French pronunciation is full of little tricks that trip beginners up. Tutor Annie A. shares her tips for pronouncing the letter T…
Try reading the following French words aloud: tarte, partons, portions, democratie, septieme, mangeaient, amitie, and vert. Do you pronounce all the T’s in the same way? Do you pronounce them at all?
There are no simple answers, and you will run into many questions about the letter T as you practice proper French pronunciation. There are many different rules that govern whether you hear a T sound, an S sound, or nothing at all. And as with many other things in the French language, there are always exceptions to those rules.
First of all, the French pronounce the letter T slightly differently than English-speakers do. In French, your tongue rests against the tip of your upper front teeth, whereas in English your tongue stays behind your teeth. This tongue position results in a softer and smoother T in French.
When to Pronounce the Letter T
Always pronounce T when it comes at the beginning of a word.
- train, tourner, tomber
You will also always pronounce double-T’s.
- grotte, cette, attitude
Th- is pronounced just like T because the H is silent.
- the, theatre, theme
T is also pronounced when it is at the end of a word and followed by E.
- droite, carte
In many nouns and adjectives, words ending with -te denote the feminine form.
- vert, verte; petit, petite
When to Pronounce T Like S
In cases where ti- is followed by another vowel, it is pronounced as the sound “sy.”
- Information, fiction, democratie, diplomatie, patient
Exceptions to the Rule
However, as always, there are exceptions to the ti- rule.
When ti- is followed by a vowel but preceded by S, you will pronounce the letter T.
- amnistie, bestial, vestiaire
You also pronounce T in all forms of verbs ending in -tions and -tiez.
- portions, portiez, inventions, inventiez, etc. (Note: this is not in the case of nouns ,eg. des portions, des adoptions, des inventions. Here the sound will be “sy”)
T is pronounced in all forms of verbs and nouns derived from the verb tenir, even the forms in which ti- is followed by another vowel.
- Je soutiens, l’entretien, je maintiens
T is also pronounced in ordinal adjectives ending in -tieme.
And in feminine past participles of verbs ending in -tir.
- partie, sortie, garantie
Pronounce your T’s in nouns and adjectives ending in -tiers or -tiere.
- matiere (n), sentier (n), entier (adj.), entiere (adj.)
There are still other exceptions to the ti- rule. For example, pronounce the T in the following words:
- moitie, pitie, amitie
Liaisons or Linking Sounds in French
The practice of linking a word ending in a consonant with the following word beginning with a vowel is compulsory in some cases. Often, liasons will cause you to pronounce T’s that would otherwise be silent.
When an adjective ending in T precedes a noun that starts with a vowel, the T will be pronounced, joining the two words together.

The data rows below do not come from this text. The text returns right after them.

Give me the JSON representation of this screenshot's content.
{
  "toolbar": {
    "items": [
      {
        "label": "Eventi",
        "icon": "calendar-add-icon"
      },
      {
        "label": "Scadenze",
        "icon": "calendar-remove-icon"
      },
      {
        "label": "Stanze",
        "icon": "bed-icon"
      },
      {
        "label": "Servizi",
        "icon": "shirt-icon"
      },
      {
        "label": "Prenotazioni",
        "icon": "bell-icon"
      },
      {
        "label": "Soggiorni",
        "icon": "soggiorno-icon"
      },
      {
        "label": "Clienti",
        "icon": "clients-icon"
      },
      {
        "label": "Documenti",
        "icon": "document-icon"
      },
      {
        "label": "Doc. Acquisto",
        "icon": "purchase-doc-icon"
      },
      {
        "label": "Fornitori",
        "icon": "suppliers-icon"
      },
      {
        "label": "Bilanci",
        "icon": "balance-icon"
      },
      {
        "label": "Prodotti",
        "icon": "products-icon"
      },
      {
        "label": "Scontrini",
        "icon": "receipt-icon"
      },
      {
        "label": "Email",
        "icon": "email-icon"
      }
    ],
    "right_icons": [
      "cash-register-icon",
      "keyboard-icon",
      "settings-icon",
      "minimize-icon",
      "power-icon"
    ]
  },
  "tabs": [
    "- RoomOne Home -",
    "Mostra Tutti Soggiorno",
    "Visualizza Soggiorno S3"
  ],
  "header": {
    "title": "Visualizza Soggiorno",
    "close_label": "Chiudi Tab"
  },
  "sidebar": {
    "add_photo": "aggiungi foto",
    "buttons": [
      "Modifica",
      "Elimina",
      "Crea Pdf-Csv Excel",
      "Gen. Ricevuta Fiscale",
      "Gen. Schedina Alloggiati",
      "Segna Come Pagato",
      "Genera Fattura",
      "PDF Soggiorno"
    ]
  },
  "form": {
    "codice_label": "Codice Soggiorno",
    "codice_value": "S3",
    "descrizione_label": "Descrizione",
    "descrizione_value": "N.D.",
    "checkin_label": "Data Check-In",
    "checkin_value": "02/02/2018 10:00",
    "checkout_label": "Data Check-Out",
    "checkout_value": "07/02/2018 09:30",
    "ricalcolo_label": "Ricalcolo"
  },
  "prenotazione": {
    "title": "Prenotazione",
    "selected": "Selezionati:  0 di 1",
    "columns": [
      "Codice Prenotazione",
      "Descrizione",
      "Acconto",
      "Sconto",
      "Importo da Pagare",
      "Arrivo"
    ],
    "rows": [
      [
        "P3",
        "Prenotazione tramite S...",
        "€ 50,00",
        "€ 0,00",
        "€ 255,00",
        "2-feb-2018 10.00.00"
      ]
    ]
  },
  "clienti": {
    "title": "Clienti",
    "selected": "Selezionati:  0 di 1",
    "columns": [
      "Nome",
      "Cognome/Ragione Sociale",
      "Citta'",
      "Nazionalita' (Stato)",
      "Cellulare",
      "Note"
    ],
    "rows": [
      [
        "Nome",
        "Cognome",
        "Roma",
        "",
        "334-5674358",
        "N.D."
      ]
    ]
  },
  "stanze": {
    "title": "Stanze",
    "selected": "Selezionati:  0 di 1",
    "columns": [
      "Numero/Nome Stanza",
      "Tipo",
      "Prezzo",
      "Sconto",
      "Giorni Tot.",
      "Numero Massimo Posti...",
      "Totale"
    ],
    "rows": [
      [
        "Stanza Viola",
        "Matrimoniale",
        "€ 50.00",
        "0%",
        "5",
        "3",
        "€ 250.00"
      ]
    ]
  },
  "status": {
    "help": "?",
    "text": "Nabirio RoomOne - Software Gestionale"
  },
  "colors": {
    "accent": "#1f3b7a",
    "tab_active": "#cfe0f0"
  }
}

- le petit enfant
T is also pronounced when a word starting with a vowel follows est.
- Il est utile
Third person verbs, singular or plural, ending in T link with the following word starting with a vowel.
- Il chantait une chanson
When is T Silent or, as the French Say, Muet?
When T is the last letter of a word, it is silent.
- et, est, abricot, salut
However, there are a few words that are exceptions to this rule. Always pronounce the T at the end of the following words:
- ouest, est (n), huit, brut
The T in et is always silent. Never make a liaison with et.
- Elle est bavarde et impolie.
When a verb ends in -ent, the -ent is not pronounced.
- ils tombent
When a verb ends in -ait or -aient, the T remains silent.
- il tombait or ils tombaient
When a word ends in -at, the T is silent.
With so many rules and exceptions it seems a daunting task to learn French pronunciation, but it is not so. You can get used to the correct pronunciation by studying with a qualified teacher and practicing every day. Listen to as much spoken French as you can, keep working hard, and someday those tricky T’s will come naturally to you!
Master French pronunciation with the help of a private tutor. Tutors are available to work with you online via Skype or in-person depending on locations and availability. Search for your French tutor now!
Annie A. is a French instructor whose lessons are conducted exclusively online. Teaching for the past 12 years, she found her passion for the language while studying in Paris as a teenager. Learn more about Annie here!
Photo by Franck Mahon